Late stage capitalism has become a massive threat to the future existence of humanity particularly the threat of uncontrolled climate change that they seem incapable and now even unwilling to actually try and impact. At the same time we are seeing things like the housing crisis situation which is making landlords and property speculators richer than ever but which is creating misery for probably 80% of the population. The context now is one where if you don't already have a home it's almost impossible for 80% of people to get one by payment of a reasonable rent, reasonable been perhaps 20% of income. People working in Dublin at the moment and the other major cities are paying up to 50% or more of their income out in rent.

The successful campaign to demand a referendum was one that demonstrated that electoral politics isn't the way forward, after all when Labour was kicked out in the last election multiple commentators said that was there was no hope for a referendum, leaders on the left and the right joined in that particular chorus but they turned out to be wrong. Rather the reality is that mass movement on the streets and taking action like Strike for Repeal that threatened disruption were able to force the most conservative Irish government, Fine Gael are that, to go ahead and call a referendum after the pressure brought about by the citizens assembly and its recommendations.

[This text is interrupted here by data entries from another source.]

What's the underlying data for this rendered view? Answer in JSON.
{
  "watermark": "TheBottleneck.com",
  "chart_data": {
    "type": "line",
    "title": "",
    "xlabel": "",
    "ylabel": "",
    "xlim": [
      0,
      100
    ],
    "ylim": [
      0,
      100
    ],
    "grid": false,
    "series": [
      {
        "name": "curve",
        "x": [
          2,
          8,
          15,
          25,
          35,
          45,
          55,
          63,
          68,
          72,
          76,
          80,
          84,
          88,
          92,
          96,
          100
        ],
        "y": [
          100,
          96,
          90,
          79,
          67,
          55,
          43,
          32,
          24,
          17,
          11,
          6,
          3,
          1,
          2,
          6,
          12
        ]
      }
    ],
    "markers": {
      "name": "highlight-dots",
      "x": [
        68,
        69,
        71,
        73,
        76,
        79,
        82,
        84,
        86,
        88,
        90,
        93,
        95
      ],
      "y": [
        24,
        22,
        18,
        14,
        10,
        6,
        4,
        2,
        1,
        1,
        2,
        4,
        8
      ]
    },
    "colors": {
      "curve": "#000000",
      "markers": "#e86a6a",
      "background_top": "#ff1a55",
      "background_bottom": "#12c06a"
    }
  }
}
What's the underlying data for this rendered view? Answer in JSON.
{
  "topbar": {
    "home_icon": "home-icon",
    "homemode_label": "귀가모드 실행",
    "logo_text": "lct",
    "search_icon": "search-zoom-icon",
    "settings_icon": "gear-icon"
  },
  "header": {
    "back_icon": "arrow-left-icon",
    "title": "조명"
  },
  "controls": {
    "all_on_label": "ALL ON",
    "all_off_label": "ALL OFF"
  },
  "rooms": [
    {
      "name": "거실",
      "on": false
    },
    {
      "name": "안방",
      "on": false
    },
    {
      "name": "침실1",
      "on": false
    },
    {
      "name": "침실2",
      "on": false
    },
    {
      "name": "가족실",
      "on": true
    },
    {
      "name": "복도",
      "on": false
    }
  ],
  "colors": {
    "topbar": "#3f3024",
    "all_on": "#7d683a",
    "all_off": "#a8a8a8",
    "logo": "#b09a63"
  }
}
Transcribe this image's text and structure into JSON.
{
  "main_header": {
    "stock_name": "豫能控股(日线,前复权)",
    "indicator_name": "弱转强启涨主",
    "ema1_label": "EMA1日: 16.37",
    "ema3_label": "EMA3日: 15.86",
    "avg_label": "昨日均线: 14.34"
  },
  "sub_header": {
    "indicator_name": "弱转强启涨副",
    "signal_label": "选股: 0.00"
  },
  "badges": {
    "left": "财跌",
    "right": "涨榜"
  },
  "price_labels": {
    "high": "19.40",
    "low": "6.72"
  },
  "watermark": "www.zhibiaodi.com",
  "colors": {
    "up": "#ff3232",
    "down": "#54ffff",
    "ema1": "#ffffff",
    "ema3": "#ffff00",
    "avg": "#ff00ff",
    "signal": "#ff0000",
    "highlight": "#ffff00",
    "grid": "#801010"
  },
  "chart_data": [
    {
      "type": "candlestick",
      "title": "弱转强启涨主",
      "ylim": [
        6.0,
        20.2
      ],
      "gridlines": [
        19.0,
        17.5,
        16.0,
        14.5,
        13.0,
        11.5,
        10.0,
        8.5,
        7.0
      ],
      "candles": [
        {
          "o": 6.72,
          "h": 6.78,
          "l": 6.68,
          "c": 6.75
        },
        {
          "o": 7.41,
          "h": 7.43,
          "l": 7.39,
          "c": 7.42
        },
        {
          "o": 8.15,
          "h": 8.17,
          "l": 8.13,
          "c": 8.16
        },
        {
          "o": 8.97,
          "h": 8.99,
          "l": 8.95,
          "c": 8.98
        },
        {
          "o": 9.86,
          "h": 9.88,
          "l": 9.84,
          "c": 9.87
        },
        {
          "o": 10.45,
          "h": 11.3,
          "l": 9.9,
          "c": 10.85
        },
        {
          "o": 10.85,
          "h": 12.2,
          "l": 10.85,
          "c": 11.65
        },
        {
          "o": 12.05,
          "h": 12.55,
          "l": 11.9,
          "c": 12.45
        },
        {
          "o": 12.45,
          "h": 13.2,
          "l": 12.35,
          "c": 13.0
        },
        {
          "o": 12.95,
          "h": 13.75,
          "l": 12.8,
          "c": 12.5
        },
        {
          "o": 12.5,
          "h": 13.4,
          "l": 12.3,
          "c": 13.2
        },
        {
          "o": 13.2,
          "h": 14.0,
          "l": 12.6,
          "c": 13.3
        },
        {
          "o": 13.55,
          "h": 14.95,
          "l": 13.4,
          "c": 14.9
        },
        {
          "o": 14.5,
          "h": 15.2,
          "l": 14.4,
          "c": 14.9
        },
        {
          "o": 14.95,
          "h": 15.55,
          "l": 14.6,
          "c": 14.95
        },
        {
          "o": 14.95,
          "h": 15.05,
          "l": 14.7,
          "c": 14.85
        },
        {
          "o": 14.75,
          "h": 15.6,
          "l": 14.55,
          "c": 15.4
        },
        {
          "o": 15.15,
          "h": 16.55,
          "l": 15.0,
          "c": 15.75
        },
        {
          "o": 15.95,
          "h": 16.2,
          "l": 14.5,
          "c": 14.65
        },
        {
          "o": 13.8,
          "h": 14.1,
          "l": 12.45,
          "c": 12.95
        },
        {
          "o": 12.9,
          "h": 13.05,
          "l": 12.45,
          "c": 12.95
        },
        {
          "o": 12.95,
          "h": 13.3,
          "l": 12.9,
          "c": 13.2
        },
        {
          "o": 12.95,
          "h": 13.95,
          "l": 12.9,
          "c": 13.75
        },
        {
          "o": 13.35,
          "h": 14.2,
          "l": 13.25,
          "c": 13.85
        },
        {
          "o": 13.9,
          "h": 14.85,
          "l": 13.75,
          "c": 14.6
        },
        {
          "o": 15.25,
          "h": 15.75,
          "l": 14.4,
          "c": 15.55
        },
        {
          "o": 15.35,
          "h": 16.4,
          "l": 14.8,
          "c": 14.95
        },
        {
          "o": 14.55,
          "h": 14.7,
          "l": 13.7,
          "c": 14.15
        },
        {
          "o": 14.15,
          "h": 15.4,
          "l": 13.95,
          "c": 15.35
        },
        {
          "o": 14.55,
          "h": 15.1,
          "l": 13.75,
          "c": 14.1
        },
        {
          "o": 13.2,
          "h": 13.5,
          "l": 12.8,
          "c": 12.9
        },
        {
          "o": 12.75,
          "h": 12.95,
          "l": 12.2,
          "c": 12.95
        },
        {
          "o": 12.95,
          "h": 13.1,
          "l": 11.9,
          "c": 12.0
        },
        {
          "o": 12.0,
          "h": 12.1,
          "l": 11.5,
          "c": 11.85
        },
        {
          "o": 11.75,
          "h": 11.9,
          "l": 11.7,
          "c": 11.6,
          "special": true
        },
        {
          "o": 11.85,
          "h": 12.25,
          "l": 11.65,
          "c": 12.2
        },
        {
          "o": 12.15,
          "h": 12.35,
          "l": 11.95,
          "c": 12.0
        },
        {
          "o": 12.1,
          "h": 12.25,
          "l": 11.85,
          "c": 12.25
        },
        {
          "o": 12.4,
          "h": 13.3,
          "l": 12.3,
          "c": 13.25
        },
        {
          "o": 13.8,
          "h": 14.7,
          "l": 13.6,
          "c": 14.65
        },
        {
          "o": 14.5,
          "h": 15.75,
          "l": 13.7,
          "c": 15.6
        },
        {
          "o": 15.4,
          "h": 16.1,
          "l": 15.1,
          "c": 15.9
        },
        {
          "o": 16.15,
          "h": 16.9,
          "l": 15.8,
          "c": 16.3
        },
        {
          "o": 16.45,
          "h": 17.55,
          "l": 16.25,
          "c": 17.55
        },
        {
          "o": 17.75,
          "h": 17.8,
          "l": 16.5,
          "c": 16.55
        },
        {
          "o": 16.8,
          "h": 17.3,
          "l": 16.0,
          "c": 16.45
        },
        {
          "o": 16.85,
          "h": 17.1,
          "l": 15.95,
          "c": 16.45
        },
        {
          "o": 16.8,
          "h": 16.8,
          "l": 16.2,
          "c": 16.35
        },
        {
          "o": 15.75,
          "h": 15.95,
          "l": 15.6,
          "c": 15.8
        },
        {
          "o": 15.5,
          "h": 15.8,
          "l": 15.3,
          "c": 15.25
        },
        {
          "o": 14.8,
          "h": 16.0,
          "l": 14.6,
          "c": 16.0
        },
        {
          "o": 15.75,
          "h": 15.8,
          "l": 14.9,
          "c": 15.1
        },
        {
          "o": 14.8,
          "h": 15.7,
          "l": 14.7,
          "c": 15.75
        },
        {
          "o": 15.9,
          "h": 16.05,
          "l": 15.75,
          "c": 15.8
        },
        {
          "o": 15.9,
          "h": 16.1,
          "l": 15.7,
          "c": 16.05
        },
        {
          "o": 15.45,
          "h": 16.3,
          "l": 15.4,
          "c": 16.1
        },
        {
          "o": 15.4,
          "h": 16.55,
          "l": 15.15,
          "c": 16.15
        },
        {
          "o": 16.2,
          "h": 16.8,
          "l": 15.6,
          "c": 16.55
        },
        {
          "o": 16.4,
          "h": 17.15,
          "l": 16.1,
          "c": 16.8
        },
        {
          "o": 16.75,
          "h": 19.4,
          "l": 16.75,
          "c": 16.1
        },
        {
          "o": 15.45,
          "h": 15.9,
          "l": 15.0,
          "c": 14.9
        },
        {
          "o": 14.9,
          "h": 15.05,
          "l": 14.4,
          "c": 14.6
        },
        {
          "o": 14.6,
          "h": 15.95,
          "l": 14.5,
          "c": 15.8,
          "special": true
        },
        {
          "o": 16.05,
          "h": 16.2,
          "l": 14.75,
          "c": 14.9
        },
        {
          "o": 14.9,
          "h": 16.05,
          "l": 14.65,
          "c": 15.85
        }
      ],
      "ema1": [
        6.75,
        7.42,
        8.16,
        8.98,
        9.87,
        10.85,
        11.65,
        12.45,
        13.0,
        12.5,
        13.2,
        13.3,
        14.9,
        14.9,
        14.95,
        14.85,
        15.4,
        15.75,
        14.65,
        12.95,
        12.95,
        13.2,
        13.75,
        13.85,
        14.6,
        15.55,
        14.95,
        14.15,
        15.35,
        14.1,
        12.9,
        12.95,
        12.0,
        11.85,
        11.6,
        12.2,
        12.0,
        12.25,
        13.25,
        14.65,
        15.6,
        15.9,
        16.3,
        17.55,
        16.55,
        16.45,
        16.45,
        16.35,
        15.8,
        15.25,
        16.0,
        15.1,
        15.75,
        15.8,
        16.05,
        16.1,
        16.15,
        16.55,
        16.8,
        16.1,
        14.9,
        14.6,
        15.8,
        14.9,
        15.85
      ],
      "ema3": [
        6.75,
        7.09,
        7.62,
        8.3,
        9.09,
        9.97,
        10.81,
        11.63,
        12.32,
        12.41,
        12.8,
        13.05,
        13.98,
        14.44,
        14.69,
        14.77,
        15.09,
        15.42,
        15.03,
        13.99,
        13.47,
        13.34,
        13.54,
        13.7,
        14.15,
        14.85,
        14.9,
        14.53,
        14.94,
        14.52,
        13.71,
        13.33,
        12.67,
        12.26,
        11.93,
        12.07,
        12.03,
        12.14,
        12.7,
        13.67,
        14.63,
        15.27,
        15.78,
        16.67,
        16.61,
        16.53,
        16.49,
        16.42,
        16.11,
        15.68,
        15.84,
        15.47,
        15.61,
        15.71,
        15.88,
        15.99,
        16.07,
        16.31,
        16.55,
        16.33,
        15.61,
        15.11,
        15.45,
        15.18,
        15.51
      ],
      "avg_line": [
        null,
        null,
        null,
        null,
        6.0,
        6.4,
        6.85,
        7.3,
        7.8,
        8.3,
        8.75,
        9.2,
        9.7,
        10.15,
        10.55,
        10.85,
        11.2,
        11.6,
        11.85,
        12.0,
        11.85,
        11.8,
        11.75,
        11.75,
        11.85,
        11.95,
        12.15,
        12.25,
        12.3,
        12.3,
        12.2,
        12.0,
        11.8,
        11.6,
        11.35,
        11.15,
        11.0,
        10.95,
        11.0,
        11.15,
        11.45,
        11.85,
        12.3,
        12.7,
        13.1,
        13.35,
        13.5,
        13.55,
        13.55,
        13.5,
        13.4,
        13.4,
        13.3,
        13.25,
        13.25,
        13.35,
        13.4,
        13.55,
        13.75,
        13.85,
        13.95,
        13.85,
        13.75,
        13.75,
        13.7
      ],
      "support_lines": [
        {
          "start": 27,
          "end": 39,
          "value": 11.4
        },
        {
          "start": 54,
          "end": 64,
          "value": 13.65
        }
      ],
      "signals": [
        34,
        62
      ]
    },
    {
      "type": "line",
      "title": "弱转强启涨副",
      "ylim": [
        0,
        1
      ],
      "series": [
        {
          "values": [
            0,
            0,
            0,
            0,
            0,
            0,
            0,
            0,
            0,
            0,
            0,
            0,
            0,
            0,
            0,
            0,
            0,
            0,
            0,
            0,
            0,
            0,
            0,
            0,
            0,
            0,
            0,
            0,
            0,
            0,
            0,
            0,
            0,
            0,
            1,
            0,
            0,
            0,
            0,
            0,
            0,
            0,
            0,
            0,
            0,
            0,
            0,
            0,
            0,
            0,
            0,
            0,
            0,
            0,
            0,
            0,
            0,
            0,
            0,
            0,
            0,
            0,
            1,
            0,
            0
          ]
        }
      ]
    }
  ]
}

This can be and should be a general model for change, a model that says that rather than looking to political parties to introduce change for us, and to be honest they never will, we can organise ourselves and bring pressure through protest action to direct action and change things. But our ultimate goal  is the abolition of capitalism and the introduction of a society that doesn't have bosses and doesn't have politicians, where we will be all are in control of our own lives. 

Do you want to find out more check out

Or for a detailed look at anarchism Google anarchist FAQ and you will find pretty much all your questions answered.

 Video & words: Andrew Flood (follow Andrew on Twitter)